"Bad luck," said manager Charlie Manuel.
"My swing isn't crisp," Rollins said. "You don't get hits all the time, whether you're feeling good. Sometimes they catch 'em, sometimes they catch dirt and grass."
Rollins has seen very little dirt and grass, except when he's playing shortstop. The switch-hitter, who started the season 15-for-42 (.357) has batted .198 since (22-for-111), sending his average to .242 entering Wednesday's play.
The bizarre part is that Rollins hasn't been flying out or striking out, two classic signs of his past struggles. He's been working counts, getting good pitches to hit, and putting them in play -- at people.
"A lot of times, when you're not getting hits, mentally you can say, 'Well, I'm not feeling well,' but I can't say that," Rollins said. "I feel good. I'm seeing the ball well. I'm not being fooled in there. I'm even letting them throw strike one in there and hoping they'll fall behind, but they throw strike one.
"In the cage, I feel good with [hitting coach Milt Thompson]. In batting practice, I feel good. I like where my hands have been going. It's a matter of transference."
Rollins understands not every out he's made during this stretch has been a rocket, but enough have. When his struggles started in Colorado last month, Rollins attributed it to feeling rushed and not getting his front foot down.
This time, he said he's having trouble staying aggressive through the hitting zone, and isn't attacking pitches.
"My aggression isn't there," he said. "The swing is good, the path [to the ball] is good. I'm getting a good pitch to swing at, but I'm coasting through it. I need to swing to hurt the ball, not massage it, and I've been massaging it. I feel strong [in the batting cage]. Now, I have to share that with the field."
Though no player wants to struggle, Rollins is content because his defense is still an asset, and the Phillies are still winning. They aren't scoring as many runs without Rollins on base, but they've been winning with pitching. He pointed this out to Bobby Abreu, who's batting .257 with four homers.
"That's the thing," Rollins said. "I told Bobby [on Tuesday], imagine how good we're going to be when you and me start hitting, and he got a big 'ol smile on his face."
Manuel smiled at that thought, too.
"It will happen," the skipper said.
Start No. 2:
Cole Hamels' Major League debut on Comcast SportsNet drew a 7.7 rating, the highest CSN rating since a July 17, 2001 game against the Yankees.
Hamels is aware of the hype surrounding his presence on a big-league roster.

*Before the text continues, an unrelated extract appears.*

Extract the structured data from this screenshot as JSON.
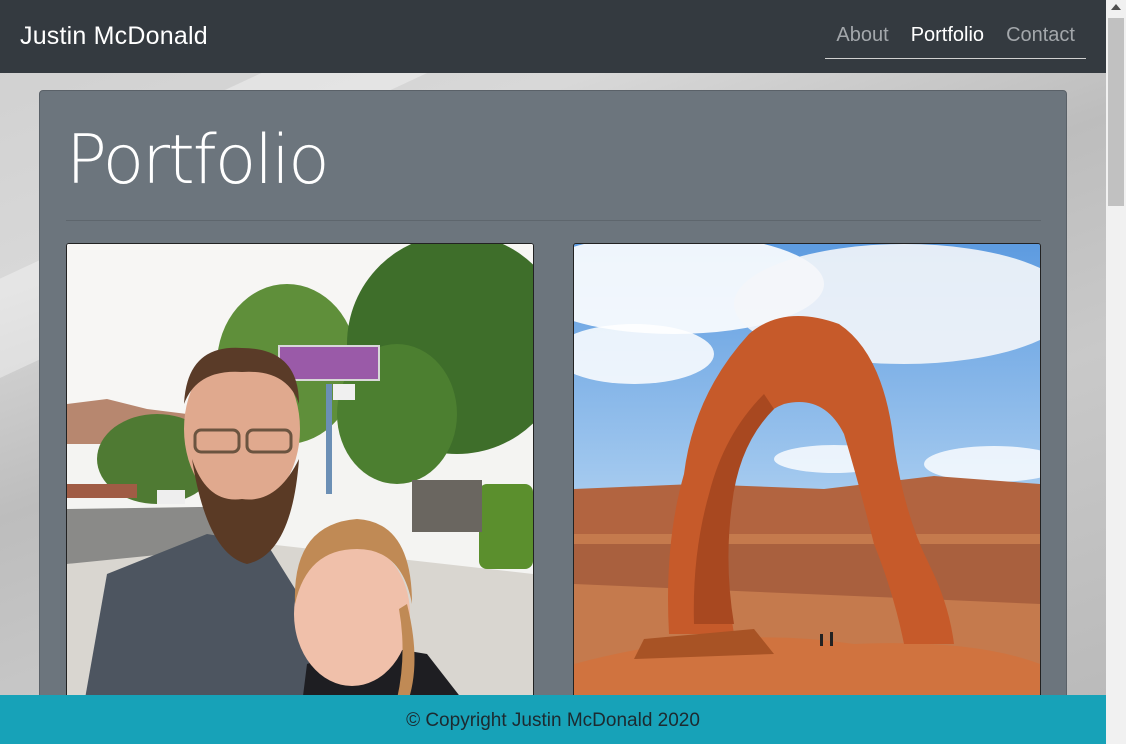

"I'm getting used to it," he said. "It's cool."
The kid described the day before his first start as weird because he was on the team watching, but hadn't done anything yet.
This time, it's different.
"It's a lot different, because I got to be on the bench [for the past four days], knowing I'm part of this team, and we're all in this together," Hamels said. "Before I did anything, it was watching the team on television. Now, I'm part of this reality show."
On Sunday, Ryan Howard become the fourth player in Major League history to hit a pinch-hit homer and an extra-inning homer in the same game, according to the Elias Sports Bureau. The others were: Jeff Bagwell (1992, Astros), Del Rice (1961, Angels) and Jeff Heath (1949, Boston Braves).
Hamels tries to build on his successful Major League debut, when he walked five, but allowed just one hit. His outing featured two strikeouts of Ken Griffey
Jr., one of his heroes growing up. Now, he'll take on a roster of mostly contemporaries, as the Brewers lineup consists of budding superstars Fielder and Rickie Weeks. First pitch is at 1:05 p.m. ET.